Why can’t he be both? If he is primarily a capitalist, then surely he recognizes that the largest rewards are currently being accumulated by rent seekers. But if he is also a visionary, then he can produce to his vision, too.
Barry, go down the hall and ask Josh Brown if he is an insightful writer on the financial world as he sees it, or is he just trying to get as many clicks and page views as possible? I mean, this is a guy who writes truly wonderful posts on optimism as a basis for financial planning, and then tweets photos of Kim Kardashian. I don’t see these things as mutually exclusive. (just annoying).
I guess as much as I hate rent seeking, I can’t blame someone who does it. Especially if he is already working in a field where it is endemic. Really, today, it is nearly impossible to compete against rent seekers without participating in it yourself to some degree. The blame falls on those who make rent seeking possible.
For instance, here in Erie, PA, we have a development in the beginning stages for a hotel by the lakefront. All private. Then last week, the county council voted to approve a loan guarantee for a hotel project right next to that one, which will be owned by the Erie County Convention Center Authority. So they can get cheaper loans. Oh, and it will be off the tax rolls.

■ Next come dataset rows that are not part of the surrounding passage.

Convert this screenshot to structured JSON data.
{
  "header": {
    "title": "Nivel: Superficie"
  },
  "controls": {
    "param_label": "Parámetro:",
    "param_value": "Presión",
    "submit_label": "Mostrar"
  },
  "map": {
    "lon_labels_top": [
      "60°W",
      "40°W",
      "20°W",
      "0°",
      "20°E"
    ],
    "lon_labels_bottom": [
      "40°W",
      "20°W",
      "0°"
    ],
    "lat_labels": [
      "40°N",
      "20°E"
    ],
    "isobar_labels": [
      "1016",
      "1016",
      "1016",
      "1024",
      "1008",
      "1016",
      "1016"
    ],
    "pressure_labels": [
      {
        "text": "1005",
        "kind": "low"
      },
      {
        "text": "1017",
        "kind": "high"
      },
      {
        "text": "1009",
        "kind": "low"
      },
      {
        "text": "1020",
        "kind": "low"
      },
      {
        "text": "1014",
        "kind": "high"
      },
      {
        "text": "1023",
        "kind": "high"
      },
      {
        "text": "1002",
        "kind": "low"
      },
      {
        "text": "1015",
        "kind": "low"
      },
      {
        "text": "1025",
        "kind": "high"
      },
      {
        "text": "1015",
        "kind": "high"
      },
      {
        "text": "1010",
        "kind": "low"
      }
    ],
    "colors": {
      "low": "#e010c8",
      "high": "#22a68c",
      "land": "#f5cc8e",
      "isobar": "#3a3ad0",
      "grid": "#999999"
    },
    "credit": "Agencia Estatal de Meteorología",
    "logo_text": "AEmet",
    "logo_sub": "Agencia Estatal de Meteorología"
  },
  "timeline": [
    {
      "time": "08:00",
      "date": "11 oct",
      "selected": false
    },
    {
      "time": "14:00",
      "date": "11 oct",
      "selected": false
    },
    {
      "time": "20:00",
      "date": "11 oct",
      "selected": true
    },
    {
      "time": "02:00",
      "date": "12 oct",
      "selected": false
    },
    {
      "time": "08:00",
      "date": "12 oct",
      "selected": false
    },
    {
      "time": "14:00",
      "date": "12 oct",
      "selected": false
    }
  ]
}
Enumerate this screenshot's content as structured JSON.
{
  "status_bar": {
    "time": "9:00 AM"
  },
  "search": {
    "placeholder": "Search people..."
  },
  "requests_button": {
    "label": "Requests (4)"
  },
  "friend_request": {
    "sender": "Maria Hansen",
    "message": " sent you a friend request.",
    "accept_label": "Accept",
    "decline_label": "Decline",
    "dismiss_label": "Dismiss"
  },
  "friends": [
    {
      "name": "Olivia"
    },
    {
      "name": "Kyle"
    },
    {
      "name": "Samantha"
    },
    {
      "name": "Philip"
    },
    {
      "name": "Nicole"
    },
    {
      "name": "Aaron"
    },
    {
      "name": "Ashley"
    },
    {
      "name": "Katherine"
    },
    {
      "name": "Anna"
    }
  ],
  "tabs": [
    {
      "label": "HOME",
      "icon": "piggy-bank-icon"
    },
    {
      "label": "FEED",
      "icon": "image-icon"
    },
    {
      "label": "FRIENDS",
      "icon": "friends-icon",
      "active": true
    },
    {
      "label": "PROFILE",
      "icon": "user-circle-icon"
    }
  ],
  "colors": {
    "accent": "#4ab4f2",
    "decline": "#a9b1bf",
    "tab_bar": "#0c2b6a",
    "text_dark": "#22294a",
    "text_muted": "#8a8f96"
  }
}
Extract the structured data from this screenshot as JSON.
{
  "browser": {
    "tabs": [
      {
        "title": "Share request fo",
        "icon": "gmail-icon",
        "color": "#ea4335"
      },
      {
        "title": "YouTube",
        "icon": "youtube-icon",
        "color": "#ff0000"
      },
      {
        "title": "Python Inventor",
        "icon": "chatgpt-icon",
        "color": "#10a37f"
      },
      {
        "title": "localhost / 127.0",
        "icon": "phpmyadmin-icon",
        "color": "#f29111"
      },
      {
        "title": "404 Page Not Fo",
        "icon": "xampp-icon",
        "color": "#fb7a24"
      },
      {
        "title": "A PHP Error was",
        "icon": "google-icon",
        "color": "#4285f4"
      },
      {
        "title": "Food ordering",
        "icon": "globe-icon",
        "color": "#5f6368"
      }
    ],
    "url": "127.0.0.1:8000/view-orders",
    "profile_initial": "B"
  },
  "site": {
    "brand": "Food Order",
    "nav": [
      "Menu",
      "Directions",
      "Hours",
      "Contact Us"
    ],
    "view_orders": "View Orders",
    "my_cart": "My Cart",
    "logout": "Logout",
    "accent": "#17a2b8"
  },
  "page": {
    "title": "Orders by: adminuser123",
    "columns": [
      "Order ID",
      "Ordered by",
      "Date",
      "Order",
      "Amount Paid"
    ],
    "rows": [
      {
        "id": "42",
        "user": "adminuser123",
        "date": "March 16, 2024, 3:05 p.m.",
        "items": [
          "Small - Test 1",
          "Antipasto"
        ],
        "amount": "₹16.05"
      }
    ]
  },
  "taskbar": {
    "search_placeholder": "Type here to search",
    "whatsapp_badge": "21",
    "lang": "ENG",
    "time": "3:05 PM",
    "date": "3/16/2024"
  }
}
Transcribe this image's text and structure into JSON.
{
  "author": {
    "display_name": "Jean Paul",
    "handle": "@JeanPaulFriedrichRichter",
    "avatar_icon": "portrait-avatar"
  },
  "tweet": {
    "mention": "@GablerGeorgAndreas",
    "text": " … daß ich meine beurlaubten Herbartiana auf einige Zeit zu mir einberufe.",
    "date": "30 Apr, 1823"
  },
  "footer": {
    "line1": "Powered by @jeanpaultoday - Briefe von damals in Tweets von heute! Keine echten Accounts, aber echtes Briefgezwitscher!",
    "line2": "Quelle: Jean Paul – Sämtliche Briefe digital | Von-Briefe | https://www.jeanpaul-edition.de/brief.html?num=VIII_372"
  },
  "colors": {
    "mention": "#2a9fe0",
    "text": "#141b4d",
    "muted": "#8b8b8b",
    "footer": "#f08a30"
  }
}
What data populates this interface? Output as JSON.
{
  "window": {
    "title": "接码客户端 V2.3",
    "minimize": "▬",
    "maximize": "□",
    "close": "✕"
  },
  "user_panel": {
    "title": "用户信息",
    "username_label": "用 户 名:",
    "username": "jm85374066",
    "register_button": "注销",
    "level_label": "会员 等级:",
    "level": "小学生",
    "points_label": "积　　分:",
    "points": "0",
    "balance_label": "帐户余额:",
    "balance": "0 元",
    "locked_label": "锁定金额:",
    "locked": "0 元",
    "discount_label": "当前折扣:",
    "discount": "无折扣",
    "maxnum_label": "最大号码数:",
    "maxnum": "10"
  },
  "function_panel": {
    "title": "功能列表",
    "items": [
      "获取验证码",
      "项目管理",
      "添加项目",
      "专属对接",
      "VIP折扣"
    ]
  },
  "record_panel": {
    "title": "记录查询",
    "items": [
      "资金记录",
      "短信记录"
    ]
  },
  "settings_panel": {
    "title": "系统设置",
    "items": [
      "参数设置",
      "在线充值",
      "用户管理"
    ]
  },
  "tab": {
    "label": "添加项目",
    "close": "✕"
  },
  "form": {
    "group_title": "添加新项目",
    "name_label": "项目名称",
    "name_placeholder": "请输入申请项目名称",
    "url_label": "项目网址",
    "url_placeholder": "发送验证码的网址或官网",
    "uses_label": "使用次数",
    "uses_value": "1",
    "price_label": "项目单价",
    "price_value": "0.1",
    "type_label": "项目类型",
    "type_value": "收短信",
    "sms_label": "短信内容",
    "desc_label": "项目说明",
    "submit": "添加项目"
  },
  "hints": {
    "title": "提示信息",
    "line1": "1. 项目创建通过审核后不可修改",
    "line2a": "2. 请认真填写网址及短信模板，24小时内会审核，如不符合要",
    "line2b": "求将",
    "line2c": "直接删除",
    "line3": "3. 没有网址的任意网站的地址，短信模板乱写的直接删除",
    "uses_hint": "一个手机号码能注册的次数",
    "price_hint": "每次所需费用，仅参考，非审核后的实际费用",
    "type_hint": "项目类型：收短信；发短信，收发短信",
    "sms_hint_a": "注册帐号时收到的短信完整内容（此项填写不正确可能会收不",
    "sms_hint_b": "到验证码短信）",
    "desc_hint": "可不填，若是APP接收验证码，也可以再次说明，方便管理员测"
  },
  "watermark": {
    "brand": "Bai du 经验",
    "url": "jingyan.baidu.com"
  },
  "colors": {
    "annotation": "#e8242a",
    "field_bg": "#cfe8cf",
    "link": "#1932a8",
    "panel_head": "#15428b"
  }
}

People aren’t either heroic visionaries or immoral rent seekers. They’re just people. So they can be both.